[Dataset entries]
┌────────

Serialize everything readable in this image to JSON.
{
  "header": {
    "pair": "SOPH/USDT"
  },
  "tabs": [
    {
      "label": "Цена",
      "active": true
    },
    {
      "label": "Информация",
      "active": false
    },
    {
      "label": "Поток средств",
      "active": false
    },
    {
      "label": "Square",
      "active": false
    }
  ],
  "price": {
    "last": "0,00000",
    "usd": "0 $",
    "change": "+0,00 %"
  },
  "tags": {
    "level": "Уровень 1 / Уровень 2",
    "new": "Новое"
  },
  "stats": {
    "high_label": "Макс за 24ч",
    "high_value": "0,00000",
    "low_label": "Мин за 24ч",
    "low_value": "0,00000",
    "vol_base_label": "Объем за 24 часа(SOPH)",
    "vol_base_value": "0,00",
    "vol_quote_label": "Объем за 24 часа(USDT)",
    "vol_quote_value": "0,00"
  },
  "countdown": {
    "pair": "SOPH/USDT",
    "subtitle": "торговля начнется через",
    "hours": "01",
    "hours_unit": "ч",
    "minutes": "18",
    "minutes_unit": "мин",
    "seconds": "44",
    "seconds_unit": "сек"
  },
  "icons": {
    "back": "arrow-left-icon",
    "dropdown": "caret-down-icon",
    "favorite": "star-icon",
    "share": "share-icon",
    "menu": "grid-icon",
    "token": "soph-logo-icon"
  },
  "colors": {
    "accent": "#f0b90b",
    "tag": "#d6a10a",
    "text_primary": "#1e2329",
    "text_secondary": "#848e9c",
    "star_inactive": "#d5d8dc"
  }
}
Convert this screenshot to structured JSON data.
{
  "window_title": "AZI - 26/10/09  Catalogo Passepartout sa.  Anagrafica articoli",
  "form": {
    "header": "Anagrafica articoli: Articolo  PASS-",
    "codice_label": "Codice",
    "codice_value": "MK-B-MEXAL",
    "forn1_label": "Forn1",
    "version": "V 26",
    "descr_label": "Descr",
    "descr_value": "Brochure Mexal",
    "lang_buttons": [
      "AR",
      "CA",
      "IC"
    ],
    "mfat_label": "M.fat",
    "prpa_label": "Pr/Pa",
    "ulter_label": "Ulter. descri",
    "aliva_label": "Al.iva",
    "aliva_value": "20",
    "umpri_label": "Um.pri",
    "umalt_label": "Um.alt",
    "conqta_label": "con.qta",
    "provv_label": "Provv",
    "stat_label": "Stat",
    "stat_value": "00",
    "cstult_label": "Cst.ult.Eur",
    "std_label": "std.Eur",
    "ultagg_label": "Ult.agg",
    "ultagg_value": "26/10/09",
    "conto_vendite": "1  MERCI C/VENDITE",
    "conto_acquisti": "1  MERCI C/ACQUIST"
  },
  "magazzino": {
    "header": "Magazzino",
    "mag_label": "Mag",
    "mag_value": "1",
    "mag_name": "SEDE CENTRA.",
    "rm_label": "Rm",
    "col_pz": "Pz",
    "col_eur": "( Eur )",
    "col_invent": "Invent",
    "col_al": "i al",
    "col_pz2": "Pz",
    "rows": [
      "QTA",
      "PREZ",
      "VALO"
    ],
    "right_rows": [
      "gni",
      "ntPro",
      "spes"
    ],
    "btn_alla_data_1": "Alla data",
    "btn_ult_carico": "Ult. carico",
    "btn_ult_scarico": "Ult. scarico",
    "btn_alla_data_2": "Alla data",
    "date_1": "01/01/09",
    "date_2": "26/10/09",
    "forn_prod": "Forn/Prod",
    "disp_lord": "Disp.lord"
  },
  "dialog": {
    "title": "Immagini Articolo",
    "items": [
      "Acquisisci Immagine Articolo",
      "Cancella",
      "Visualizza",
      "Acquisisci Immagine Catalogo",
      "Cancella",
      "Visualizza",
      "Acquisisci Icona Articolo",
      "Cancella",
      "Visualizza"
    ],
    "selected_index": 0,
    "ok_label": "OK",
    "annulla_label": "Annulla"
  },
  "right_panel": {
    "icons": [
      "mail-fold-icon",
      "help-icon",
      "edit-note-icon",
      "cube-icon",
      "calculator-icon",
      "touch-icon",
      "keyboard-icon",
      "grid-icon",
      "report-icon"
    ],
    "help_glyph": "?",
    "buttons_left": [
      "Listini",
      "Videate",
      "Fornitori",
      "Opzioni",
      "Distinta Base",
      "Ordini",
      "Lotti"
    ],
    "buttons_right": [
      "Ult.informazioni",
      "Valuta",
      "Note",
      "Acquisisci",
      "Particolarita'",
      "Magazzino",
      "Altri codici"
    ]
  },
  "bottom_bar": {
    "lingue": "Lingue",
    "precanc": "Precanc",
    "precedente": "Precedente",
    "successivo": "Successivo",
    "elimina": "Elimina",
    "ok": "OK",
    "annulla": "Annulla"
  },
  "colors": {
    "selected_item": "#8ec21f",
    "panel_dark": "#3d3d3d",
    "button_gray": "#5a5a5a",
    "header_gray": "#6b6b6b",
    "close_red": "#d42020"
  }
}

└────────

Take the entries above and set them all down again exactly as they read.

## [Solution below]
Serialize everything readable in this image to JSON.
{
  "header": {
    "pair": "SOPH/USDT"
  },
  "tabs": [
    {
      "label": "Цена",
      "active": true
    },
    {
      "label": "Информация",
      "active": false
    },
    {
      "label": "Поток средств",
      "active": false
    },
    {
      "label": "Square",
      "active": false
    }
  ],
  "price": {
    "last": "0,00000",
    "usd": "0 $",
    "change": "+0,00 %"
  },
  "tags": {
    "level": "Уровень 1 / Уровень 2",
    "new": "Новое"
  },
  "stats": {
    "high_label": "Макс за 24ч",
    "high_value": "0,00000",
    "low_label": "Мин за 24ч",
    "low_value": "0,00000",
    "vol_base_label": "Объем за 24 часа(SOPH)",
    "vol_base_value": "0,00",
    "vol_quote_label": "Объем за 24 часа(USDT)",
    "vol_quote_value": "0,00"
  },
  "countdown": {
    "pair": "SOPH/USDT",
    "subtitle": "торговля начнется через",
    "hours": "01",
    "hours_unit": "ч",
    "minutes": "18",
    "minutes_unit": "мин",
    "seconds": "44",
    "seconds_unit": "сек"
  },
  "icons": {
    "back": "arrow-left-icon",
    "dropdown": "caret-down-icon",
    "favorite": "star-icon",
    "share": "share-icon",
    "menu": "grid-icon",
    "token": "soph-logo-icon"
  },
  "colors": {
    "accent": "#f0b90b",
    "tag": "#d6a10a",
    "text_primary": "#1e2329",
    "text_secondary": "#848e9c",
    "star_inactive": "#d5d8dc"
  }
}
Convert this screenshot to structured JSON data.
{
  "window_title": "AZI - 26/10/09  Catalogo Passepartout sa.  Anagrafica articoli",
  "form": {
    "header": "Anagrafica articoli: Articolo  PASS-",
    "codice_label": "Codice",
    "codice_value": "MK-B-MEXAL",
    "forn1_label": "Forn1",
    "version": "V 26",
    "descr_label": "Descr",
    "descr_value": "Brochure Mexal",
    "lang_buttons": [
      "AR",
      "CA",
      "IC"
    ],
    "mfat_label": "M.fat",
    "prpa_label": "Pr/Pa",
    "ulter_label": "Ulter. descri",
    "aliva_label": "Al.iva",
    "aliva_value": "20",
    "umpri_label": "Um.pri",
    "umalt_label": "Um.alt",
    "conqta_label": "con.qta",
    "provv_label": "Provv",
    "stat_label": "Stat",
    "stat_value": "00",
    "cstult_label": "Cst.ult.Eur",
    "std_label": "std.Eur",
    "ultagg_label": "Ult.agg",
    "ultagg_value": "26/10/09",
    "conto_vendite": "1  MERCI C/VENDITE",
    "conto_acquisti": "1  MERCI C/ACQUIST"
  },
  "magazzino": {
    "header": "Magazzino",
    "mag_label": "Mag",
    "mag_value": "1",
    "mag_name": "SEDE CENTRA.",
    "rm_label": "Rm",
    "col_pz": "Pz",
    "col_eur": "( Eur )",
    "col_invent": "Invent",
    "col_al": "i al",
    "col_pz2": "Pz",
    "rows": [
      "QTA",
      "PREZ",
      "VALO"
    ],
    "right_rows": [
      "gni",
      "ntPro",
      "spes"
    ],
    "btn_alla_data_1": "Alla data",
    "btn_ult_carico": "Ult. carico",
    "btn_ult_scarico": "Ult. scarico",
    "btn_alla_data_2": "Alla data",
    "date_1": "01/01/09",
    "date_2": "26/10/09",
    "forn_prod": "Forn/Prod",
    "disp_lord": "Disp.lord"
  },
  "dialog": {
    "title": "Immagini Articolo",
    "items": [
      "Acquisisci Immagine Articolo",
      "Cancella",
      "Visualizza",
      "Acquisisci Immagine Catalogo",
      "Cancella",
      "Visualizza",
      "Acquisisci Icona Articolo",
      "Cancella",
      "Visualizza"
    ],
    "selected_index": 0,
    "ok_label": "OK",
    "annulla_label": "Annulla"
  },
  "right_panel": {
    "icons": [
      "mail-fold-icon",
      "help-icon",
      "edit-note-icon",
      "cube-icon",
      "calculator-icon",
      "touch-icon",
      "keyboard-icon",
      "grid-icon",
      "report-icon"
    ],
    "help_glyph": "?",
    "buttons_left": [
      "Listini",
      "Videate",
      "Fornitori",
      "Opzioni",
      "Distinta Base",
      "Ordini",
      "Lotti"
    ],
    "buttons_right": [
      "Ult.informazioni",
      "Valuta",
      "Note",
      "Acquisisci",
      "Particolarita'",
      "Magazzino",
      "Altri codici"
    ]
  },
  "bottom_bar": {
    "lingue": "Lingue",
    "precanc": "Precanc",
    "precedente": "Precedente",
    "successivo": "Successivo",
    "elimina": "Elimina",
    "ok": "OK",
    "annulla": "Annulla"
  },
  "colors": {
    "selected_item": "#8ec21f",
    "panel_dark": "#3d3d3d",
    "button_gray": "#5a5a5a",
    "header_gray": "#6b6b6b",
    "close_red": "#d42020"
  }
}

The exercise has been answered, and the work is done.